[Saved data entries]
----

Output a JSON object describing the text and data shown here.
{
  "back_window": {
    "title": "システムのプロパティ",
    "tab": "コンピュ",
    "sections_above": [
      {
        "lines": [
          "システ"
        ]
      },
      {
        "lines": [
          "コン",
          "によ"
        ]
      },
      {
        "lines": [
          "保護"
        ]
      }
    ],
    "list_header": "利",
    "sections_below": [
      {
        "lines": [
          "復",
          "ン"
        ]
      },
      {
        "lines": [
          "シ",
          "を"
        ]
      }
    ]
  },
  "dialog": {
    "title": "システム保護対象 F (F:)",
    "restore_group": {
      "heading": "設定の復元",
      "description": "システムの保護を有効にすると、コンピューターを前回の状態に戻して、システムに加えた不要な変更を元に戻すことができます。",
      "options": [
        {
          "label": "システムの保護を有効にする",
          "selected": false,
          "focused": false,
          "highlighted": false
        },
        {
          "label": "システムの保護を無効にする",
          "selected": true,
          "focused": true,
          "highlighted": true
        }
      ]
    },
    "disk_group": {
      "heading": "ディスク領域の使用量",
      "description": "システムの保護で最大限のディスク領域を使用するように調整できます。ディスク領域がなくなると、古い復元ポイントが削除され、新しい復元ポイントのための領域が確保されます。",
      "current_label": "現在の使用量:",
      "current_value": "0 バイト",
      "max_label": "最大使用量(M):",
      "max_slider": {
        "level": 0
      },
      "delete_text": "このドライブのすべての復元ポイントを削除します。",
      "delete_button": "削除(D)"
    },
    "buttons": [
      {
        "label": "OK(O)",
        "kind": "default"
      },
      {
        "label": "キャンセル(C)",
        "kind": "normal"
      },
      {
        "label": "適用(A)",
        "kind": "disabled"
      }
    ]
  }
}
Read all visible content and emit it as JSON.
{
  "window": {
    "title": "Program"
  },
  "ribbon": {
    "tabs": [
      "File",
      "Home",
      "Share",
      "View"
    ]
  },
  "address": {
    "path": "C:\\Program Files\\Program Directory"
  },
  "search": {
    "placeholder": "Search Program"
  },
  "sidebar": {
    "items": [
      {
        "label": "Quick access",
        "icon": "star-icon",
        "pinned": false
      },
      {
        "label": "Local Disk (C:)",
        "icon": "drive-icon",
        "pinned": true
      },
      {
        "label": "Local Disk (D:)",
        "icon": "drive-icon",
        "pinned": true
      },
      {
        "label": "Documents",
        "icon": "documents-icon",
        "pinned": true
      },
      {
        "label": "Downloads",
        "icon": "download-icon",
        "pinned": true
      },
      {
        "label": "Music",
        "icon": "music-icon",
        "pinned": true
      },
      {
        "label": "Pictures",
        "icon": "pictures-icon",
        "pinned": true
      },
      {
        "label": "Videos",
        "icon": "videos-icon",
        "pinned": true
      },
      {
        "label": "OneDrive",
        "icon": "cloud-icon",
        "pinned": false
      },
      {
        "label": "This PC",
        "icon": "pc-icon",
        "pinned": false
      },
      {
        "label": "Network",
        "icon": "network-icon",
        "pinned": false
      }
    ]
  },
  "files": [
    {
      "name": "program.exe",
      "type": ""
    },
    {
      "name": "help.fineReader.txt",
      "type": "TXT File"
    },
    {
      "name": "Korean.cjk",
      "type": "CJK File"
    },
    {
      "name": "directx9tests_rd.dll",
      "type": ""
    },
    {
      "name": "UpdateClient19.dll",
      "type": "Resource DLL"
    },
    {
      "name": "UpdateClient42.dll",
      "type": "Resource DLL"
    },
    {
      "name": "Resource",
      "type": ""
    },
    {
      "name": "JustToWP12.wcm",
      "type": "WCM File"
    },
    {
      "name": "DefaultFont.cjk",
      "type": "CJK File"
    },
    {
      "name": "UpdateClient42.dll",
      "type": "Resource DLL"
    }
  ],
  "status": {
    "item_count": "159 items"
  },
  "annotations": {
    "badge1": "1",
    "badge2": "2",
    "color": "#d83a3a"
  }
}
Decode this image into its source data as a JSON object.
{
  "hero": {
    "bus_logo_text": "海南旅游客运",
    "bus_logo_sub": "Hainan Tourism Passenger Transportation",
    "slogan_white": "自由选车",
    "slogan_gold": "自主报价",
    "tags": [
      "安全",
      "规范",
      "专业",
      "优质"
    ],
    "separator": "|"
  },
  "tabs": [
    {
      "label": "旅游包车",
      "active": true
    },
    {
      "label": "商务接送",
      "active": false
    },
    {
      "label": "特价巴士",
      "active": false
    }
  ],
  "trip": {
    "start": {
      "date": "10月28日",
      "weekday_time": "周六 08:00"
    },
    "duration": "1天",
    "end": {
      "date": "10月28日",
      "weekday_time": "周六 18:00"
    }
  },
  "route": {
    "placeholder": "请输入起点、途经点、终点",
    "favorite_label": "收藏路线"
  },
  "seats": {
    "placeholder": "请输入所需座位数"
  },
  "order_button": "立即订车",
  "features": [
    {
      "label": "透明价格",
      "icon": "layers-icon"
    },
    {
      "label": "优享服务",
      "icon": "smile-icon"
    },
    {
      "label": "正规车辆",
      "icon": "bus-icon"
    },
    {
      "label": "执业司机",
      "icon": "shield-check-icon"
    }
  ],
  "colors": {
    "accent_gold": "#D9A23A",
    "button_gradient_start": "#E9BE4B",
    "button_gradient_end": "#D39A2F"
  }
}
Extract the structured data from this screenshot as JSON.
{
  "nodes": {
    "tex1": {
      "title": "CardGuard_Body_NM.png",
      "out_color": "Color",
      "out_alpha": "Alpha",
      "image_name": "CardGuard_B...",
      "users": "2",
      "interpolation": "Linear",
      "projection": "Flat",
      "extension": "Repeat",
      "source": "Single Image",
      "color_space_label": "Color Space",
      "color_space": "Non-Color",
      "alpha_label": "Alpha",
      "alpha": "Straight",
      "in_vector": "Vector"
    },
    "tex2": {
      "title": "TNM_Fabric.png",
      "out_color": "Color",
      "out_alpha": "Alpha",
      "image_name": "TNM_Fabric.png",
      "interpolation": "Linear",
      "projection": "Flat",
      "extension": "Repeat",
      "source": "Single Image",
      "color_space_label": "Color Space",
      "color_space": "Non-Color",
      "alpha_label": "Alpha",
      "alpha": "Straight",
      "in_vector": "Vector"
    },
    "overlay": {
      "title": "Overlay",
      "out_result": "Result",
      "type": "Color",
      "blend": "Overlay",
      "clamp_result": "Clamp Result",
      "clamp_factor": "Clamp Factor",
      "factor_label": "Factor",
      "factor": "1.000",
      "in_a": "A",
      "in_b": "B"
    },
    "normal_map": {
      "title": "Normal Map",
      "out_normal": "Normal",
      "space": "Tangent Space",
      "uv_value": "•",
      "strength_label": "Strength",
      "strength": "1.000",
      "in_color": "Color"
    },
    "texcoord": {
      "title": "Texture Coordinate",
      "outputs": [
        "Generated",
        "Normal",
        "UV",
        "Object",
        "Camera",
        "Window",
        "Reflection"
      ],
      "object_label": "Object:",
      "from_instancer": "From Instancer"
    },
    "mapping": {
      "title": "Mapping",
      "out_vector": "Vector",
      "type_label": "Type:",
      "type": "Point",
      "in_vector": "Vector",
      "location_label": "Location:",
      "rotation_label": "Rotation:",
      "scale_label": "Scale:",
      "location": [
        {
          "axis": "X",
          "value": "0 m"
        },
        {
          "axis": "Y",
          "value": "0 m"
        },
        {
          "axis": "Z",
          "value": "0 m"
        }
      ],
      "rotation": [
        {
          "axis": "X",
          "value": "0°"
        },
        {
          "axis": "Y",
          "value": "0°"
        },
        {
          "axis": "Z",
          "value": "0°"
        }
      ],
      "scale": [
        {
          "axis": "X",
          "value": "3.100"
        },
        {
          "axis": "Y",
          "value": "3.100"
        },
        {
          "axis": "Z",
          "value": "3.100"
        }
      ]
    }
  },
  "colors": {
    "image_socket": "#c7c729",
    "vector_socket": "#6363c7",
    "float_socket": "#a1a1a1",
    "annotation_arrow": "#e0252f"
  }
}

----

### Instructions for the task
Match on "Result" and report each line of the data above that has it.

### Task answer
      "out_result": "Result",
      "clamp_result": "Clamp Result",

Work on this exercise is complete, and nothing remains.